◆ **Record set**
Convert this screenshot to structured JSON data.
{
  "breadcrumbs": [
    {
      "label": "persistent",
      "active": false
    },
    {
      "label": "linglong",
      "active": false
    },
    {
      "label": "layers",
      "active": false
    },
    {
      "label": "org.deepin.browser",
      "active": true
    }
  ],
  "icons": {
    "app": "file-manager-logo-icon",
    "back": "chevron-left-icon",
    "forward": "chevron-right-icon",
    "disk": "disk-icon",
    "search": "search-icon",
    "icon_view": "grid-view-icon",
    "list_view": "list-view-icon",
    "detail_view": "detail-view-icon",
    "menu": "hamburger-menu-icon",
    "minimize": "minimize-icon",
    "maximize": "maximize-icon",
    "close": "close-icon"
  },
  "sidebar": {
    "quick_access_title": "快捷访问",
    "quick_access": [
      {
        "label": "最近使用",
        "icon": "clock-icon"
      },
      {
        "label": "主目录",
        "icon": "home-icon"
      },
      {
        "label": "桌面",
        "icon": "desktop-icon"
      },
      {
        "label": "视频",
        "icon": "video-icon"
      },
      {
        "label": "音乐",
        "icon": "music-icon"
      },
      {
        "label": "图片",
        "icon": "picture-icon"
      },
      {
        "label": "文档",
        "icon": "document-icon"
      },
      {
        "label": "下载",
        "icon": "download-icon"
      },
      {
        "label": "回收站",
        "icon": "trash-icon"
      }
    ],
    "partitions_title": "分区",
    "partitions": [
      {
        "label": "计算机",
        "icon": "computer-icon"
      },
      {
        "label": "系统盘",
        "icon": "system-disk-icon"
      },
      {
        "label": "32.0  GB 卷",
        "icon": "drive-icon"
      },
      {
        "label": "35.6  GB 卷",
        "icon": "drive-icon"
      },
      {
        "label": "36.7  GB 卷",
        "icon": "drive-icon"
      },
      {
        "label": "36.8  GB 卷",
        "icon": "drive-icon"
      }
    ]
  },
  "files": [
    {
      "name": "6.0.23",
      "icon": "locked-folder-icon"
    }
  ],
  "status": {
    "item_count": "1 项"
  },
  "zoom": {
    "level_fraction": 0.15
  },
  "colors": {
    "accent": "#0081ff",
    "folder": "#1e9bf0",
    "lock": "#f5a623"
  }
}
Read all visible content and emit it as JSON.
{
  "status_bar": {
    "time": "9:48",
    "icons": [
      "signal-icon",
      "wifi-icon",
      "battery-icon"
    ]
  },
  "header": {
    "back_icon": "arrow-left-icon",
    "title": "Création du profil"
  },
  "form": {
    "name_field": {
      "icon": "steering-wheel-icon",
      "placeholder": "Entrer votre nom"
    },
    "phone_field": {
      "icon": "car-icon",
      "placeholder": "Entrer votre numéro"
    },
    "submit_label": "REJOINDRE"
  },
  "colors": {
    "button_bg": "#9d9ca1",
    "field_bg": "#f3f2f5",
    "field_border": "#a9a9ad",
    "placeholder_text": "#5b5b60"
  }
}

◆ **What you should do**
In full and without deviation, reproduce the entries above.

◆ **Exercise output**
Convert this screenshot to structured JSON data.
{
  "breadcrumbs": [
    {
      "label": "persistent",
      "active": false
    },
    {
      "label": "linglong",
      "active": false
    },
    {
      "label": "layers",
      "active": false
    },
    {
      "label": "org.deepin.browser",
      "active": true
    }
  ],
  "icons": {
    "app": "file-manager-logo-icon",
    "back": "chevron-left-icon",
    "forward": "chevron-right-icon",
    "disk": "disk-icon",
    "search": "search-icon",
    "icon_view": "grid-view-icon",
    "list_view": "list-view-icon",
    "detail_view": "detail-view-icon",
    "menu": "hamburger-menu-icon",
    "minimize": "minimize-icon",
    "maximize": "maximize-icon",
    "close": "close-icon"
  },
  "sidebar": {
    "quick_access_title": "快捷访问",
    "quick_access": [
      {
        "label": "最近使用",
        "icon": "clock-icon"
      },
      {
        "label": "主目录",
        "icon": "home-icon"
      },
      {
        "label": "桌面",
        "icon": "desktop-icon"
      },
      {
        "label": "视频",
        "icon": "video-icon"
      },
      {
        "label": "音乐",
        "icon": "music-icon"
      },
      {
        "label": "图片",
        "icon": "picture-icon"
      },
      {
        "label": "文档",
        "icon": "document-icon"
      },
      {
        "label": "下载",
        "icon": "download-icon"
      },
      {
        "label": "回收站",
        "icon": "trash-icon"
      }
    ],
    "partitions_title": "分区",
    "partitions": [
      {
        "label": "计算机",
        "icon": "computer-icon"
      },
      {
        "label": "系统盘",
        "icon": "system-disk-icon"
      },
      {
        "label": "32.0  GB 卷",
        "icon": "drive-icon"
      },
      {
        "label": "35.6  GB 卷",
        "icon": "drive-icon"
      },
      {
        "label": "36.7  GB 卷",
        "icon": "drive-icon"
      },
      {
        "label": "36.8  GB 卷",
        "icon": "drive-icon"
      }
    ]
  },
  "files": [
    {
      "name": "6.0.23",
      "icon": "locked-folder-icon"
    }
  ],
  "status": {
    "item_count": "1 项"
  },
  "zoom": {
    "level_fraction": 0.15
  },
  "colors": {
    "accent": "#0081ff",
    "folder": "#1e9bf0",
    "lock": "#f5a623"
  }
}
Read all visible content and emit it as JSON.
{
  "status_bar": {
    "time": "9:48",
    "icons": [
      "signal-icon",
      "wifi-icon",
      "battery-icon"
    ]
  },
  "header": {
    "back_icon": "arrow-left-icon",
    "title": "Création du profil"
  },
  "form": {
    "name_field": {
      "icon": "steering-wheel-icon",
      "placeholder": "Entrer votre nom"
    },
    "phone_field": {
      "icon": "car-icon",
      "placeholder": "Entrer votre numéro"
    },
    "submit_label": "REJOINDRE"
  },
  "colors": {
    "button_bg": "#9d9ca1",
    "field_bg": "#f3f2f5",
    "field_border": "#a9a9ad",
    "placeholder_text": "#5b5b60"
  }
}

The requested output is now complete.